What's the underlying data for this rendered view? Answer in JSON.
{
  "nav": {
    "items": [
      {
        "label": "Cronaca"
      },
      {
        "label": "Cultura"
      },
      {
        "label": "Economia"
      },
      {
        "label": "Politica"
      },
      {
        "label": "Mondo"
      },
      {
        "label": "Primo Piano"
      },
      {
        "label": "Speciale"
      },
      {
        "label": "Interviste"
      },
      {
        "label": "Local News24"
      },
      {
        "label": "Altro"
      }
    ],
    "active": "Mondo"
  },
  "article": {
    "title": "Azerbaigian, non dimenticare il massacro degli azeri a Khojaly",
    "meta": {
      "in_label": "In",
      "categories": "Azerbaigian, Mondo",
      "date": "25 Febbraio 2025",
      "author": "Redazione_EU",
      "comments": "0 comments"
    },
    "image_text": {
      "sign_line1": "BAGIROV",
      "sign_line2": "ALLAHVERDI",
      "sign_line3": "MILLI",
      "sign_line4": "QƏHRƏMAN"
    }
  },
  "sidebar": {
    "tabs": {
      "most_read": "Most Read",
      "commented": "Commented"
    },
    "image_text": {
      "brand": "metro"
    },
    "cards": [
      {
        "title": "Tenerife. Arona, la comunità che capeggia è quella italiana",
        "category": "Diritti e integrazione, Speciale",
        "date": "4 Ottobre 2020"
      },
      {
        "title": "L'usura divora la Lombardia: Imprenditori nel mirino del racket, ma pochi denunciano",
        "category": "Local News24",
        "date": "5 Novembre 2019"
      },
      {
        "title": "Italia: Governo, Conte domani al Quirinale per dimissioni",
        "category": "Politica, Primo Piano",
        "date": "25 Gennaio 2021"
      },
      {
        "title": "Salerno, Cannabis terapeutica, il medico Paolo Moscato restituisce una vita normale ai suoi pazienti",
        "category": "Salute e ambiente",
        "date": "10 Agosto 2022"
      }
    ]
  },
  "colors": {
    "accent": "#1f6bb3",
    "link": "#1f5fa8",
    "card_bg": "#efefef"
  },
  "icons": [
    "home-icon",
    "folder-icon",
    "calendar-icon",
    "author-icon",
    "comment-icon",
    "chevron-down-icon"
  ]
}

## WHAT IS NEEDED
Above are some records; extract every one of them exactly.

## WRITTEN REPLY
What's the underlying data for this rendered view? Answer in JSON.
{
  "nav": {
    "items": [
      {
        "label": "Cronaca"
      },
      {
        "label": "Cultura"
      },
      {
        "label": "Economia"
      },
      {
        "label": "Politica"
      },
      {
        "label": "Mondo"
      },
      {
        "label": "Primo Piano"
      },
      {
        "label": "Speciale"
      },
      {
        "label": "Interviste"
      },
      {
        "label": "Local News24"
      },
      {
        "label": "Altro"
      }
    ],
    "active": "Mondo"
  },
  "article": {
    "title": "Azerbaigian, non dimenticare il massacro degli azeri a Khojaly",
    "meta": {
      "in_label": "In",
      "categories": "Azerbaigian, Mondo",
      "date": "25 Febbraio 2025",
      "author": "Redazione_EU",
      "comments": "0 comments"
    },
    "image_text": {
      "sign_line1": "BAGIROV",
      "sign_line2": "ALLAHVERDI",
      "sign_line3": "MILLI",
      "sign_line4": "QƏHRƏMAN"
    }
  },
  "sidebar": {
    "tabs": {
      "most_read": "Most Read",
      "commented": "Commented"
    },
    "image_text": {
      "brand": "metro"
    },
    "cards": [
      {
        "title": "Tenerife. Arona, la comunità che capeggia è quella italiana",
        "category": "Diritti e integrazione, Speciale",
        "date": "4 Ottobre 2020"
      },
      {
        "title": "L'usura divora la Lombardia: Imprenditori nel mirino del racket, ma pochi denunciano",
        "category": "Local News24",
        "date": "5 Novembre 2019"
      },
      {
        "title": "Italia: Governo, Conte domani al Quirinale per dimissioni",
        "category": "Politica, Primo Piano",
        "date": "25 Gennaio 2021"
      },
      {
        "title": "Salerno, Cannabis terapeutica, il medico Paolo Moscato restituisce una vita normale ai suoi pazienti",
        "category": "Salute e ambiente",
        "date": "10 Agosto 2022"
      }
    ]
  },
  "colors": {
    "accent": "#1f6bb3",
    "link": "#1f5fa8",
    "card_bg": "#efefef"
  },
  "icons": [
    "home-icon",
    "folder-icon",
    "calendar-icon",
    "author-icon",
    "comment-icon",
    "chevron-down-icon"
  ]
}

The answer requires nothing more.